BEGIN Recorded information

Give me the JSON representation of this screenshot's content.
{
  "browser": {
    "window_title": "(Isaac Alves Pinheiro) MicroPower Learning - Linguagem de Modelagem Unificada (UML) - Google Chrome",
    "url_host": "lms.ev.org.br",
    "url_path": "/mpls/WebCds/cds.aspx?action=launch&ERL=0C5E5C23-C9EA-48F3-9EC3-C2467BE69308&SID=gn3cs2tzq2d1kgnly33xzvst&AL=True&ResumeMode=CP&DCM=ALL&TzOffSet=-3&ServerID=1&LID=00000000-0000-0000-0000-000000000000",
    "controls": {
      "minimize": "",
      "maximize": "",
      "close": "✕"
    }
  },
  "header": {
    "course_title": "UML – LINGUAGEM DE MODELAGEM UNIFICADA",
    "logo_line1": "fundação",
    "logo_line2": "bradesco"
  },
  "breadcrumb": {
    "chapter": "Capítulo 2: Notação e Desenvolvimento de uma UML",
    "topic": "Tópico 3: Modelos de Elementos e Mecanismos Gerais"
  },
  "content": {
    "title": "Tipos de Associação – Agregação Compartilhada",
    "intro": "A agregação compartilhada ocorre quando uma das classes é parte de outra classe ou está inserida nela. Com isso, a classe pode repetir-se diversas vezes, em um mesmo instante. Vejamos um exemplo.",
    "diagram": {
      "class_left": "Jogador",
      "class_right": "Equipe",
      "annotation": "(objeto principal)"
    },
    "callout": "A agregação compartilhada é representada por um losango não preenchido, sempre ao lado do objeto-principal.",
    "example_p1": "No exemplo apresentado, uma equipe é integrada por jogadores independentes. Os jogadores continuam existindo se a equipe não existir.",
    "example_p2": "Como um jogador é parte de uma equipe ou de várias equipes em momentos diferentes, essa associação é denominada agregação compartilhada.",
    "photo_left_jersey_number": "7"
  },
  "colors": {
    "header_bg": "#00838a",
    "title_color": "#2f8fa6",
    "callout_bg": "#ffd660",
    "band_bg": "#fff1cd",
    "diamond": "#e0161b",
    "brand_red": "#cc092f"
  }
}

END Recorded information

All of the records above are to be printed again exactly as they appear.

Give me the JSON representation of this screenshot's content.
{
  "browser": {
    "window_title": "(Isaac Alves Pinheiro) MicroPower Learning - Linguagem de Modelagem Unificada (UML) - Google Chrome",
    "url_host": "lms.ev.org.br",
    "url_path": "/mpls/WebCds/cds.aspx?action=launch&ERL=0C5E5C23-C9EA-48F3-9EC3-C2467BE69308&SID=gn3cs2tzq2d1kgnly33xzvst&AL=True&ResumeMode=CP&DCM=ALL&TzOffSet=-3&ServerID=1&LID=00000000-0000-0000-0000-000000000000",
    "controls": {
      "minimize": "",
      "maximize": "",
      "close": "✕"
    }
  },
  "header": {
    "course_title": "UML – LINGUAGEM DE MODELAGEM UNIFICADA",
    "logo_line1": "fundação",
    "logo_line2": "bradesco"
  },
  "breadcrumb": {
    "chapter": "Capítulo 2: Notação e Desenvolvimento de uma UML",
    "topic": "Tópico 3: Modelos de Elementos e Mecanismos Gerais"
  },
  "content": {
    "title": "Tipos de Associação – Agregação Compartilhada",
    "intro": "A agregação compartilhada ocorre quando uma das classes é parte de outra classe ou está inserida nela. Com isso, a classe pode repetir-se diversas vezes, em um mesmo instante. Vejamos um exemplo.",
    "diagram": {
      "class_left": "Jogador",
      "class_right": "Equipe",
      "annotation": "(objeto principal)"
    },
    "callout": "A agregação compartilhada é representada por um losango não preenchido, sempre ao lado do objeto-principal.",
    "example_p1": "No exemplo apresentado, uma equipe é integrada por jogadores independentes. Os jogadores continuam existindo se a equipe não existir.",
    "example_p2": "Como um jogador é parte de uma equipe ou de várias equipes em momentos diferentes, essa associação é denominada agregação compartilhada.",
    "photo_left_jersey_number": "7"
  },
  "colors": {
    "header_bg": "#00838a",
    "title_color": "#2f8fa6",
    "callout_bg": "#ffd660",
    "band_bg": "#fff1cd",
    "diamond": "#e0161b",
    "brand_red": "#cc092f"
  }
}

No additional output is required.